"The politics are only now starting to catch up with the perception and it's going to take a while for leaders to get to passing legislation that would allow for the breakup of these (technological monopolies) that have created problems—and then if that will pass in the courts is another question," he said. "The pace of change being so much faster than that of fundamental infrastructural things, like housing and transportation, all of that adds up to make a very potent brew."
Another major barrier to addressing these changes, Schechter said, is the entrenched belief that solutions will emerge solely from the free market. In places where demand far outweighs housing supply, market forces inevitably determine the resident population.
"If the demand to live there is always going to exceed supply, then you have to have some sort of culling mechanism. In other words, not everyone can live there, so the question is: how do you decide? And those who are ideologically embedded to the free-market system, they have implicitly stated that the culling mechanism to decide who lives there is money. Supply and demand, and if you can pay the price—regardless of where you got your money, what do you do for a living and what kind of person you are—you can live here.
"If you have a community with a filtering mechanism basically based on financial ability, then over time, what's going to happen to your community?"
Ultimately, Schechter believes it's up to communities themselves to decide where its priorities should lie, and he has encouraged Jackson Hole to look at broadening its economic diversity—but that discussion requires a clear understanding of the issues at play.

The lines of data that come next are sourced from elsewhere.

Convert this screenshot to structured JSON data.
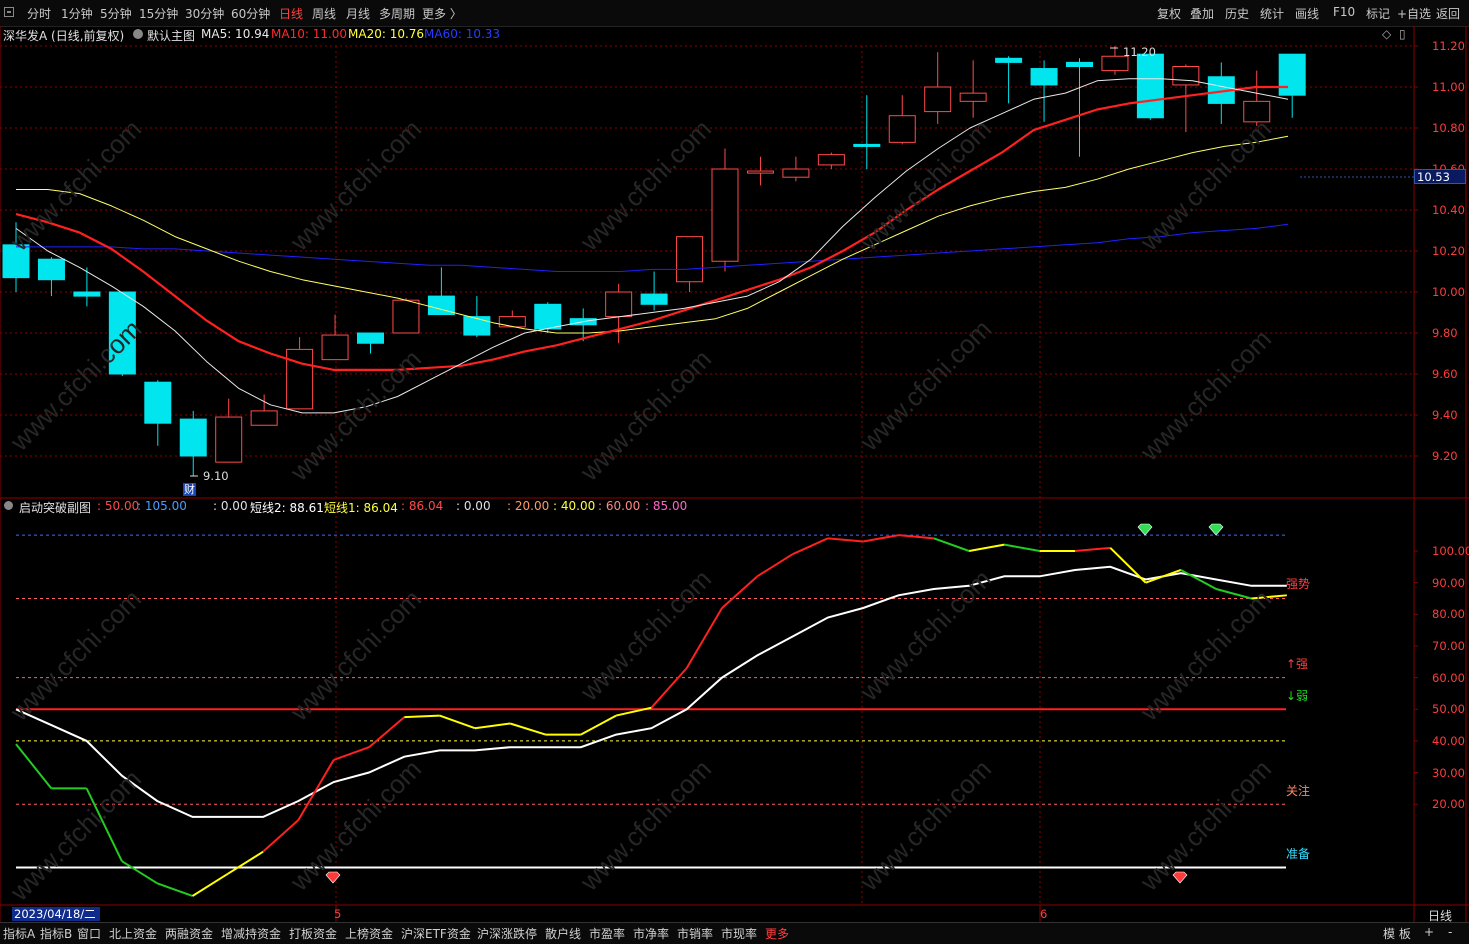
{
  "toolbar": {
    "periods": [
      "分时",
      "1分钟",
      "5分钟",
      "15分钟",
      "30分钟",
      "60分钟",
      "日线",
      "周线",
      "月线",
      "多周期",
      "更多 〉"
    ],
    "active_period": "日线",
    "right_items": [
      "复权",
      "叠加",
      "历史",
      "统计",
      "画线",
      "F10",
      "标记",
      "+自选",
      "返回"
    ]
  },
  "main_info": {
    "stock": "深华发A (日线,前复权)",
    "template": "默认主图",
    "ma5": "MA5: 10.94",
    "ma10": "MA10: 11.00",
    "ma20": "MA20: 10.76",
    "ma60": "MA60: 10.33"
  },
  "sub_info": {
    "name": "启动突破副图",
    "v1": ": 50.00",
    "v2": ": 105.00",
    "v3": ": 0.00",
    "v4": "短线2: 88.61",
    "v5": "短线1: 86.04",
    "v6": ": 86.04",
    "v7": ": 0.00",
    "v8": ": 20.00",
    "v9": ": 40.00",
    "v10": ": 60.00",
    "v11": ": 85.00"
  },
  "price_axis": [
    "11.20",
    "11.00",
    "10.80",
    "10.60",
    "10.40",
    "10.20",
    "10.00",
    "9.80",
    "9.60",
    "9.40",
    "9.20"
  ],
  "current_price": "10.53",
  "high_label": "11.20",
  "low_label": "9.10",
  "cai_label": "财",
  "sub_axis": [
    "100.00",
    "90.00",
    "80.00",
    "70.00",
    "60.00",
    "50.00",
    "40.00",
    "30.00",
    "20.00"
  ],
  "sub_labels": {
    "strong": "强势",
    "up_strong": "↑强",
    "down_weak": "↓弱",
    "watch": "关注",
    "ready": "准备"
  },
  "date_axis": {
    "current": "2023/04/18/二",
    "m5": "5",
    "m6": "6",
    "period": "日线"
  },
  "bottom_tabs": [
    "指标A",
    "指标B",
    "窗口",
    "北上资金",
    "两融资金",
    "增减持资金",
    "打板资金",
    "上榜资金",
    "沪深ETF资金",
    "沪深涨跌停",
    "散户线",
    "市盈率",
    "市净率",
    "市销率",
    "市现率",
    "更多"
  ],
  "bottom_right": [
    "模 板",
    "+",
    "-"
  ],
  "watermark": "www.cfchi.com",
  "colors": {
    "up": "#ff4a4a",
    "down": "#00e5ee",
    "ma5": "#e8e8e8",
    "ma10": "#ff2020",
    "ma20": "#ffff66",
    "ma60": "#2020ff",
    "grid": "#8b0000"
  },
  "chart_data": [
    {
      "type": "candlestick",
      "title": "深华发A (日线,前复权)",
      "ylim": [
        9.05,
        11.25
      ],
      "candles": [
        {
          "o": 10.23,
          "h": 10.34,
          "l": 10.0,
          "c": 10.07
        },
        {
          "o": 10.16,
          "h": 10.17,
          "l": 9.98,
          "c": 10.06
        },
        {
          "o": 10.0,
          "h": 10.12,
          "l": 9.93,
          "c": 9.98
        },
        {
          "o": 10.0,
          "h": 10.0,
          "l": 9.59,
          "c": 9.6
        },
        {
          "o": 9.56,
          "h": 9.57,
          "l": 9.25,
          "c": 9.36
        },
        {
          "o": 9.38,
          "h": 9.42,
          "l": 9.1,
          "c": 9.2
        },
        {
          "o": 9.17,
          "h": 9.48,
          "l": 9.17,
          "c": 9.39
        },
        {
          "o": 9.35,
          "h": 9.5,
          "l": 9.35,
          "c": 9.42
        },
        {
          "o": 9.43,
          "h": 9.78,
          "l": 9.43,
          "c": 9.72
        },
        {
          "o": 9.67,
          "h": 9.89,
          "l": 9.67,
          "c": 9.79
        },
        {
          "o": 9.8,
          "h": 9.8,
          "l": 9.7,
          "c": 9.75
        },
        {
          "o": 9.8,
          "h": 9.97,
          "l": 9.8,
          "c": 9.96
        },
        {
          "o": 9.98,
          "h": 10.12,
          "l": 9.9,
          "c": 9.89
        },
        {
          "o": 9.88,
          "h": 9.98,
          "l": 9.78,
          "c": 9.79
        },
        {
          "o": 9.83,
          "h": 9.91,
          "l": 9.83,
          "c": 9.88
        },
        {
          "o": 9.94,
          "h": 9.95,
          "l": 9.8,
          "c": 9.82
        },
        {
          "o": 9.87,
          "h": 9.92,
          "l": 9.76,
          "c": 9.84
        },
        {
          "o": 9.88,
          "h": 10.04,
          "l": 9.75,
          "c": 10.0
        },
        {
          "o": 9.99,
          "h": 10.1,
          "l": 9.91,
          "c": 9.94
        },
        {
          "o": 10.05,
          "h": 10.27,
          "l": 10.0,
          "c": 10.27
        },
        {
          "o": 10.15,
          "h": 10.7,
          "l": 10.1,
          "c": 10.6
        },
        {
          "o": 10.58,
          "h": 10.66,
          "l": 10.52,
          "c": 10.59
        },
        {
          "o": 10.56,
          "h": 10.66,
          "l": 10.54,
          "c": 10.6
        },
        {
          "o": 10.62,
          "h": 10.68,
          "l": 10.6,
          "c": 10.67
        },
        {
          "o": 10.72,
          "h": 10.96,
          "l": 10.6,
          "c": 10.71
        },
        {
          "o": 10.73,
          "h": 10.96,
          "l": 10.72,
          "c": 10.86
        },
        {
          "o": 10.88,
          "h": 11.17,
          "l": 10.82,
          "c": 11.0
        },
        {
          "o": 10.93,
          "h": 11.13,
          "l": 10.85,
          "c": 10.97
        },
        {
          "o": 11.14,
          "h": 11.15,
          "l": 10.92,
          "c": 11.12
        },
        {
          "o": 11.09,
          "h": 11.13,
          "l": 10.83,
          "c": 11.01
        },
        {
          "o": 11.12,
          "h": 11.14,
          "l": 10.66,
          "c": 11.1
        },
        {
          "o": 11.08,
          "h": 11.2,
          "l": 11.06,
          "c": 11.15
        },
        {
          "o": 11.16,
          "h": 11.16,
          "l": 10.84,
          "c": 10.85
        },
        {
          "o": 11.01,
          "h": 11.11,
          "l": 10.78,
          "c": 11.1
        },
        {
          "o": 11.05,
          "h": 11.12,
          "l": 10.82,
          "c": 10.92
        },
        {
          "o": 10.83,
          "h": 11.08,
          "l": 10.81,
          "c": 10.93
        },
        {
          "o": 11.16,
          "h": 11.16,
          "l": 10.85,
          "c": 10.96
        }
      ],
      "ma5": [
        10.31,
        10.2,
        10.12,
        10.03,
        9.93,
        9.81,
        9.66,
        9.53,
        9.45,
        9.41,
        9.41,
        9.44,
        9.49,
        9.57,
        9.65,
        9.73,
        9.8,
        9.83,
        9.86,
        9.88,
        9.9,
        9.92,
        9.95,
        9.98,
        10.05,
        10.16,
        10.32,
        10.46,
        10.59,
        10.7,
        10.8,
        10.87,
        10.94,
        10.97,
        11.03,
        11.04,
        11.04,
        11.03,
        11.0,
        10.97,
        10.94
      ],
      "ma10": [
        10.38,
        10.34,
        10.29,
        10.21,
        10.1,
        9.98,
        9.86,
        9.76,
        9.7,
        9.65,
        9.62,
        9.62,
        9.62,
        9.63,
        9.64,
        9.67,
        9.71,
        9.74,
        9.78,
        9.82,
        9.86,
        9.91,
        9.96,
        10.01,
        10.06,
        10.12,
        10.2,
        10.29,
        10.4,
        10.5,
        10.59,
        10.68,
        10.79,
        10.84,
        10.89,
        10.92,
        10.94,
        10.96,
        10.98,
        11.0,
        11.0
      ],
      "ma20": [
        10.5,
        10.5,
        10.48,
        10.42,
        10.35,
        10.27,
        10.21,
        10.15,
        10.1,
        10.06,
        10.03,
        10.0,
        9.97,
        9.93,
        9.89,
        9.85,
        9.82,
        9.8,
        9.8,
        9.81,
        9.83,
        9.85,
        9.87,
        9.92,
        10.0,
        10.08,
        10.16,
        10.23,
        10.3,
        10.37,
        10.42,
        10.46,
        10.49,
        10.51,
        10.55,
        10.6,
        10.64,
        10.68,
        10.71,
        10.73,
        10.76
      ],
      "ma60": [
        10.22,
        10.22,
        10.22,
        10.22,
        10.21,
        10.21,
        10.2,
        10.19,
        10.18,
        10.17,
        10.16,
        10.15,
        10.14,
        10.13,
        10.13,
        10.12,
        10.11,
        10.1,
        10.1,
        10.1,
        10.11,
        10.11,
        10.12,
        10.13,
        10.14,
        10.15,
        10.16,
        10.17,
        10.18,
        10.19,
        10.2,
        10.21,
        10.22,
        10.23,
        10.24,
        10.26,
        10.27,
        10.29,
        10.3,
        10.31,
        10.33
      ]
    },
    {
      "type": "line",
      "title": "启动突破副图",
      "ylim": [
        -10,
        115
      ],
      "hlines": [
        105,
        85,
        60,
        50,
        40,
        20,
        0
      ],
      "series": [
        {
          "name": "短线2",
          "values": [
            50,
            45,
            40,
            29,
            21,
            16,
            16,
            16,
            21,
            27,
            30,
            35,
            37,
            37,
            38,
            38,
            38,
            42,
            44,
            50,
            60,
            67,
            73,
            79,
            82,
            86,
            88,
            89,
            92,
            92,
            94,
            95,
            91,
            93,
            91,
            89,
            89
          ]
        },
        {
          "name": "短线1",
          "values": [
            39,
            25,
            25,
            2,
            -5,
            -9,
            -2,
            5,
            15,
            34,
            38,
            47.5,
            48,
            44,
            45.5,
            42,
            42,
            48,
            50.5,
            63,
            82,
            92,
            99,
            104,
            103,
            105,
            104,
            100,
            102,
            100,
            100,
            101,
            90,
            94,
            88,
            85,
            86
          ]
        }
      ]
    }
  ]
}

"The solution to any problem if you are going to effectively solve it, is to start by appropriately understanding and defining it," he urged. "One thing a community can do is take these questions that are buried ... and start challenging them."